> _Supplied records_
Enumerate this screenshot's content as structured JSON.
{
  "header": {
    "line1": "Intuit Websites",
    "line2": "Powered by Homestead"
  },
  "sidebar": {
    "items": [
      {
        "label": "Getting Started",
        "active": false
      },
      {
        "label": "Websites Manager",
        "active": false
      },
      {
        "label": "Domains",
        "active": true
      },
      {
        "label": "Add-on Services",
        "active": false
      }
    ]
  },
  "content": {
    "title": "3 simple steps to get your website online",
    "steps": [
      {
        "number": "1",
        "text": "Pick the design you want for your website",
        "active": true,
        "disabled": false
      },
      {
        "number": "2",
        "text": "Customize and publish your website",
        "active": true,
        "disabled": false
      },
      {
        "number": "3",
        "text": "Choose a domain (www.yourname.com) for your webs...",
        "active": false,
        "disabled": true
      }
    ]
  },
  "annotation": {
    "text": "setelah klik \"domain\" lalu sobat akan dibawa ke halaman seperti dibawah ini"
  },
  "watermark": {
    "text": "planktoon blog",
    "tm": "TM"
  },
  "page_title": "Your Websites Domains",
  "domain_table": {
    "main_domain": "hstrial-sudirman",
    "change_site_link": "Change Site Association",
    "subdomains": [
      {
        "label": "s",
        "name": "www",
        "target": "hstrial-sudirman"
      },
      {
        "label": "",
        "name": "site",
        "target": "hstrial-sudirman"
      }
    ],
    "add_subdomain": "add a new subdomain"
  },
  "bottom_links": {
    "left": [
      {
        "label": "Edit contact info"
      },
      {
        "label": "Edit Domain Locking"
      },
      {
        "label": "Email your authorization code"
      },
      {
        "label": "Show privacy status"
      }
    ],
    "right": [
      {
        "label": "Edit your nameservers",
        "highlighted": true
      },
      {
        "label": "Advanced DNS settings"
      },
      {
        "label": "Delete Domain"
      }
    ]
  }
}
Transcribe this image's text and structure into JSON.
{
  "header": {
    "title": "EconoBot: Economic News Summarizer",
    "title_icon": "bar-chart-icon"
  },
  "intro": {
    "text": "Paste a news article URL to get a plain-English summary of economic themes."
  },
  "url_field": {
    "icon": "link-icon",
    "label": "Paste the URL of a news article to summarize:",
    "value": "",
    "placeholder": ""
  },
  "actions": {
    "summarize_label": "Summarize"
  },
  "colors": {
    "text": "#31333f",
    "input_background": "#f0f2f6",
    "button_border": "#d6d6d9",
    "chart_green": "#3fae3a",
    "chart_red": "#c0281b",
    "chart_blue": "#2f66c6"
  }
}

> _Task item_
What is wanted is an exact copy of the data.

> _Written answer_
Enumerate this screenshot's content as structured JSON.
{
  "header": {
    "line1": "Intuit Websites",
    "line2": "Powered by Homestead"
  },
  "sidebar": {
    "items": [
      {
        "label": "Getting Started",
        "active": false
      },
      {
        "label": "Websites Manager",
        "active": false
      },
      {
        "label": "Domains",
        "active": true
      },
      {
        "label": "Add-on Services",
        "active": false
      }
    ]
  },
  "content": {
    "title": "3 simple steps to get your website online",
    "steps": [
      {
        "number": "1",
        "text": "Pick the design you want for your website",
        "active": true,
        "disabled": false
      },
      {
        "number": "2",
        "text": "Customize and publish your website",
        "active": true,
        "disabled": false
      },
      {
        "number": "3",
        "text": "Choose a domain (www.yourname.com) for your webs...",
        "active": false,
        "disabled": true
      }
    ]
  },
  "annotation": {
    "text": "setelah klik \"domain\" lalu sobat akan dibawa ke halaman seperti dibawah ini"
  },
  "watermark": {
    "text": "planktoon blog",
    "tm": "TM"
  },
  "page_title": "Your Websites Domains",
  "domain_table": {
    "main_domain": "hstrial-sudirman",
    "change_site_link": "Change Site Association",
    "subdomains": [
      {
        "label": "s",
        "name": "www",
        "target": "hstrial-sudirman"
      },
      {
        "label": "",
        "name": "site",
        "target": "hstrial-sudirman"
      }
    ],
    "add_subdomain": "add a new subdomain"
  },
  "bottom_links": {
    "left": [
      {
        "label": "Edit contact info"
      },
      {
        "label": "Edit Domain Locking"
      },
      {
        "label": "Email your authorization code"
      },
      {
        "label": "Show privacy status"
      }
    ],
    "right": [
      {
        "label": "Edit your nameservers",
        "highlighted": true
      },
      {
        "label": "Advanced DNS settings"
      },
      {
        "label": "Delete Domain"
      }
    ]
  }
}
Transcribe this image's text and structure into JSON.
{
  "header": {
    "title": "EconoBot: Economic News Summarizer",
    "title_icon": "bar-chart-icon"
  },
  "intro": {
    "text": "Paste a news article URL to get a plain-English summary of economic themes."
  },
  "url_field": {
    "icon": "link-icon",
    "label": "Paste the URL of a news article to summarize:",
    "value": "",
    "placeholder": ""
  },
  "actions": {
    "summarize_label": "Summarize"
  },
  "colors": {
    "text": "#31333f",
    "input_background": "#f0f2f6",
    "button_border": "#d6d6d9",
    "chart_green": "#3fae3a",
    "chart_red": "#c0281b",
    "chart_blue": "#2f66c6"
  }
}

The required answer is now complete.